--- TASK ---
Copy out each line of the listing below where the string "title" appears.

--- INFORMATION SHOWN ---
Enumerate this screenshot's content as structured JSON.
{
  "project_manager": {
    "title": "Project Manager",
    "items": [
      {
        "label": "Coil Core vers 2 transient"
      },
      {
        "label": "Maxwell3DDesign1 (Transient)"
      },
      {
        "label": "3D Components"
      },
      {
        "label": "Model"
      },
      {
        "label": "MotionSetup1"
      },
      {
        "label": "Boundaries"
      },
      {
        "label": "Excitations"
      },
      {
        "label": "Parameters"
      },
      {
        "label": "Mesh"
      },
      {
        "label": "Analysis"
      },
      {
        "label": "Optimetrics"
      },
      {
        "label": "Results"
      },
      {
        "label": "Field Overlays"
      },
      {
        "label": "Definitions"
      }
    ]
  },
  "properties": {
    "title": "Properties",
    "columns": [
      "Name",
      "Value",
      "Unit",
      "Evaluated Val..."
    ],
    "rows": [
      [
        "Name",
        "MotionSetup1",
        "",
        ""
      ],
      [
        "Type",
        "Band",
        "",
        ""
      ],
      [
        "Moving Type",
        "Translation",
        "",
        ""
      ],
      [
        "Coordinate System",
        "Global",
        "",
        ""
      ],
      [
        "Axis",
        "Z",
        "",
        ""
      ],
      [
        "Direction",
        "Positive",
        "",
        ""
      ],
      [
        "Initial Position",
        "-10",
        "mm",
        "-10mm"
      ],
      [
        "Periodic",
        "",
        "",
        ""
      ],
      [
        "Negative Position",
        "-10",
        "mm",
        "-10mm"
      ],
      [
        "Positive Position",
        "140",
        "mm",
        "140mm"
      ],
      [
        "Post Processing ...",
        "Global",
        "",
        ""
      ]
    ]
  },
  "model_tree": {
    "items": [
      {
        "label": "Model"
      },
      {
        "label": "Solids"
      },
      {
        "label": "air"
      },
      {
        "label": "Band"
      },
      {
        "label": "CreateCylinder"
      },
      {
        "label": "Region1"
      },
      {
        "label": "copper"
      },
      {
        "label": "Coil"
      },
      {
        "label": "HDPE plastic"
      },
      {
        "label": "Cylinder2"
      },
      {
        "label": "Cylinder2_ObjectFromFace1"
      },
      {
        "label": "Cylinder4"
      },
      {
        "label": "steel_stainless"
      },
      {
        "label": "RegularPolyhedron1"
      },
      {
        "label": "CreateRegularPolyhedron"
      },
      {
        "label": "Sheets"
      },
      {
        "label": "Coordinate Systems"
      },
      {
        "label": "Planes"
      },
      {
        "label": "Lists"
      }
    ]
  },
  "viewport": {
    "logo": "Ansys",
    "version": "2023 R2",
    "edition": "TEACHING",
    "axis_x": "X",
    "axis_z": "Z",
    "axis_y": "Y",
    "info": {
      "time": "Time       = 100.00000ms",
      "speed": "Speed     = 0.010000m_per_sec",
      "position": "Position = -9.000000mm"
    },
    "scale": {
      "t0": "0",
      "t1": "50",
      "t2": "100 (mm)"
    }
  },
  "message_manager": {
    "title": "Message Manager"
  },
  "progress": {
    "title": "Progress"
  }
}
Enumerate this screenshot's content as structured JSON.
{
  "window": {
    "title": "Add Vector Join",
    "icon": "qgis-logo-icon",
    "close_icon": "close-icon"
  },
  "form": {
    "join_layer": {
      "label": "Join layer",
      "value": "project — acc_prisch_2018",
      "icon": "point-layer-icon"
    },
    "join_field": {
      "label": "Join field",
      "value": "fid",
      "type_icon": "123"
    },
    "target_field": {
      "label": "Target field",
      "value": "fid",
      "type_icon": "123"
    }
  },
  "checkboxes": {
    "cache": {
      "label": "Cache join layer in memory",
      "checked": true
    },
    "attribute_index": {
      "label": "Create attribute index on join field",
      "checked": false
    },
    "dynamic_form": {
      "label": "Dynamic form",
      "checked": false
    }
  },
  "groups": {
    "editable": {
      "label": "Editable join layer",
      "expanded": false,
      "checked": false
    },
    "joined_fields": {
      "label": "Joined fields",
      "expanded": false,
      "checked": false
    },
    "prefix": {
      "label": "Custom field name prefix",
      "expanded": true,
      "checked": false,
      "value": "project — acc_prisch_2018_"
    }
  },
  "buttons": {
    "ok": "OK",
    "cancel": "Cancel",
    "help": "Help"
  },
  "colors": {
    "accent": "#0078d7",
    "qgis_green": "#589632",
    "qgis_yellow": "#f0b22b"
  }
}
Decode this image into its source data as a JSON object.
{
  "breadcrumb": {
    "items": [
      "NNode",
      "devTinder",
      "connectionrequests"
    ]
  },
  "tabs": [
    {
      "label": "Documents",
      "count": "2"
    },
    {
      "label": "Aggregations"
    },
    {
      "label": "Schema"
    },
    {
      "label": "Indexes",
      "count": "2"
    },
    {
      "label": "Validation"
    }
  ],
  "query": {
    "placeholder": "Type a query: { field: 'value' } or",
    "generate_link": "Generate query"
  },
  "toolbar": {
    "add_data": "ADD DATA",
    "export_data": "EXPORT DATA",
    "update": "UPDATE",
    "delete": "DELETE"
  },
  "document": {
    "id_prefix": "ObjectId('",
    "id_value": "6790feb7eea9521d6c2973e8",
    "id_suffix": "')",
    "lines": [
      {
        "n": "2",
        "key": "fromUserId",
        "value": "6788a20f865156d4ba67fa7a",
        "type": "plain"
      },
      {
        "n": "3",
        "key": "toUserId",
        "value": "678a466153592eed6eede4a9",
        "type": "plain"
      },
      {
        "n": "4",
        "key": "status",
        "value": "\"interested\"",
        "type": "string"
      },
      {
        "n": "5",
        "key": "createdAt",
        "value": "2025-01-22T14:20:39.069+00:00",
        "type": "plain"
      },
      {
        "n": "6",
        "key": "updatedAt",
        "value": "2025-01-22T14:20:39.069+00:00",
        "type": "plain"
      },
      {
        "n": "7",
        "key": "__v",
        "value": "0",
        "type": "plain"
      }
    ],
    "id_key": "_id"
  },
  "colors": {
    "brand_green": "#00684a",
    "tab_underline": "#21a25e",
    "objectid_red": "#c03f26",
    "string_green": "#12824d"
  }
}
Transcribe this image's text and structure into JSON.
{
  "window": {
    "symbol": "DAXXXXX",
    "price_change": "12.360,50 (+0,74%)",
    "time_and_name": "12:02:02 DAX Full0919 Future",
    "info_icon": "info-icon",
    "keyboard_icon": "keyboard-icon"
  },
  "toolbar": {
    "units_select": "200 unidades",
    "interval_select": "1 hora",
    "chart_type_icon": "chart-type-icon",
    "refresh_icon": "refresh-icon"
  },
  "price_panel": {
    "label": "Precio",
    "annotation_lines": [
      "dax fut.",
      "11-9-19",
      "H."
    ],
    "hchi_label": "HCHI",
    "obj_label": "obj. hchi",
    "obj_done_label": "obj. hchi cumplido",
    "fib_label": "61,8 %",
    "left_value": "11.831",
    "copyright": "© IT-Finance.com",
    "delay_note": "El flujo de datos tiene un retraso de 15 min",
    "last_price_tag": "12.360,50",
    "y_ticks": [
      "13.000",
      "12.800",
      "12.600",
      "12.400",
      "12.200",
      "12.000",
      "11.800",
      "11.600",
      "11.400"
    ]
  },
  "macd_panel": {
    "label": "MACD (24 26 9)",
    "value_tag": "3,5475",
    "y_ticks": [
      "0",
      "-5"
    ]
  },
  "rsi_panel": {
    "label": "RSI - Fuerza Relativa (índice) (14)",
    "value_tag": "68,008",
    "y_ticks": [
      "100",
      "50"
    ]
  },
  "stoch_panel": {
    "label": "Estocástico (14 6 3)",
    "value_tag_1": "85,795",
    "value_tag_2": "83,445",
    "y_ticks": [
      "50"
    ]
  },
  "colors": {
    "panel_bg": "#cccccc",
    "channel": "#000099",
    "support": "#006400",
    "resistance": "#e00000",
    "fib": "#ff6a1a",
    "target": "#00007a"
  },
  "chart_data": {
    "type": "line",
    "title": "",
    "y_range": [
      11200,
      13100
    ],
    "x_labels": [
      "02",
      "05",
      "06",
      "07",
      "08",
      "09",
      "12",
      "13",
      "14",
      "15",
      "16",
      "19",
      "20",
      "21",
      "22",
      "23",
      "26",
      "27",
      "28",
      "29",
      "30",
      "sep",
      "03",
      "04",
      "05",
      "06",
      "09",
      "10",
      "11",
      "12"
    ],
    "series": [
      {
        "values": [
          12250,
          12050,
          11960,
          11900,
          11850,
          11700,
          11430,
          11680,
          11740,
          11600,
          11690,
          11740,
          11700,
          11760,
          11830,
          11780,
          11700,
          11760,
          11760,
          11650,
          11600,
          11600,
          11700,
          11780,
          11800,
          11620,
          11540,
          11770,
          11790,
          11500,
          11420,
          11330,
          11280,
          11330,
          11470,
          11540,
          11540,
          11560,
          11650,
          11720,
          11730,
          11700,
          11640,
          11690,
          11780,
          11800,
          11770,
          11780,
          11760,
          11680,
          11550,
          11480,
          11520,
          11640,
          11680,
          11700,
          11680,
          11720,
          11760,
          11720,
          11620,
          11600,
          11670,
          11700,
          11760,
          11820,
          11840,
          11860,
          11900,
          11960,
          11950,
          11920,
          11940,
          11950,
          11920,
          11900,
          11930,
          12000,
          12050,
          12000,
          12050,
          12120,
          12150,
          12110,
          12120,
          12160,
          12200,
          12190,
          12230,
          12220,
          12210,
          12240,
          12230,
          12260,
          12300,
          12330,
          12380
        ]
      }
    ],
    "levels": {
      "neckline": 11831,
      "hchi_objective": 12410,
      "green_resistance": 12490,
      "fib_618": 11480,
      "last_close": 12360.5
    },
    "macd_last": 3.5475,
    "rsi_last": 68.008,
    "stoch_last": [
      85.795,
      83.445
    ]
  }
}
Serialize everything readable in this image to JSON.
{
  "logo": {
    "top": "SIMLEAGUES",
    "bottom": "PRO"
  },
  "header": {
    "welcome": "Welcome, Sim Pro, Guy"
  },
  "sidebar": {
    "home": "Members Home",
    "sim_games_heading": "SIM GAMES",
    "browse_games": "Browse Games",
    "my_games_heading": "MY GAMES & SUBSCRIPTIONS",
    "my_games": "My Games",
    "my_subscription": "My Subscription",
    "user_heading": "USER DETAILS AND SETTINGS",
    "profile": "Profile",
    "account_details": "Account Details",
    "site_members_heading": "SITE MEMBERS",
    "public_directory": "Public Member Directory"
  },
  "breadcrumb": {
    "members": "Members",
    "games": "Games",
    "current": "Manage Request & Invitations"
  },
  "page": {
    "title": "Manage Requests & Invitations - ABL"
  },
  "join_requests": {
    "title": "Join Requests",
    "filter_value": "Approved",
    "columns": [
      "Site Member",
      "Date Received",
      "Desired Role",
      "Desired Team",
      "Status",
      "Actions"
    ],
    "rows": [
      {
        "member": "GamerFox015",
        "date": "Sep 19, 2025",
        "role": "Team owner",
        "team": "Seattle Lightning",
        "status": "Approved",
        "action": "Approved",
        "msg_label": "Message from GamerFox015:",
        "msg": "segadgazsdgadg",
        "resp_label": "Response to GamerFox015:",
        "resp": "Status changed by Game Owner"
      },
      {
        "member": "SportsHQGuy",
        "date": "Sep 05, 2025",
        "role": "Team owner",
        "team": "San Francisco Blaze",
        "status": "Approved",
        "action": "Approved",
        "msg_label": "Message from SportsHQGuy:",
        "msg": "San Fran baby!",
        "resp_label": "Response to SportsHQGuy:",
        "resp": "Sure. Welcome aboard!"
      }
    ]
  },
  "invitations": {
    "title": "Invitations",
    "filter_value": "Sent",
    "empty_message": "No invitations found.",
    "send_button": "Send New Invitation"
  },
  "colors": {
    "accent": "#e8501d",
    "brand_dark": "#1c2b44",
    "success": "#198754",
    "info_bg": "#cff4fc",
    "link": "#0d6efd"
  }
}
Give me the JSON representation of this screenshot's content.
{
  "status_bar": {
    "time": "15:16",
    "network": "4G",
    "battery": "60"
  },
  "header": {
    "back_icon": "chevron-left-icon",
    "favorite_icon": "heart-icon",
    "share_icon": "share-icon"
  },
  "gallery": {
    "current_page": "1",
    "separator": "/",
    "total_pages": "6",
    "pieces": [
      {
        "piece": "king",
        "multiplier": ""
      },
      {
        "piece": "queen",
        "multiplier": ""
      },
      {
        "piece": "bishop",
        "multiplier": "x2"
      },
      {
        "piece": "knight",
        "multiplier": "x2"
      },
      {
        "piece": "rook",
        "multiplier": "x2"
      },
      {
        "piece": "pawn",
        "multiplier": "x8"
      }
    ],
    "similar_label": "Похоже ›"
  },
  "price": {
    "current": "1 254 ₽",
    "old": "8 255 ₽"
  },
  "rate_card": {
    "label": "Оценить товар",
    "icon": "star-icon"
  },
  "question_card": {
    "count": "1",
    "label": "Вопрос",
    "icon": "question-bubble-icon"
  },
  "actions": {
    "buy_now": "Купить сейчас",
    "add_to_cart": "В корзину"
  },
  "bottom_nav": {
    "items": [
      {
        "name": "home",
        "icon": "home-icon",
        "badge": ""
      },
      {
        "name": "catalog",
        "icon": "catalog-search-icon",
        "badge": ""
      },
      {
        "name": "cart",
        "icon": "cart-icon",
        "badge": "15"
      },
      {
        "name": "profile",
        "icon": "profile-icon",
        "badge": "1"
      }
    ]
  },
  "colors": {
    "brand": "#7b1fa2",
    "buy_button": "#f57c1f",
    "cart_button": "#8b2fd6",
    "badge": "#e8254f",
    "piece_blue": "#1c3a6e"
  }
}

--- ANSWER AREA ---
    "title": "Project Manager",
    "title": "Properties",
    "title": "Message Manager"
    "title": "Progress"
    "title": "Add Vector Join",
    "title": "",
    "title": "Manage Requests & Invitations - ABL"
    "title": "Join Requests",
    "title": "Invitations",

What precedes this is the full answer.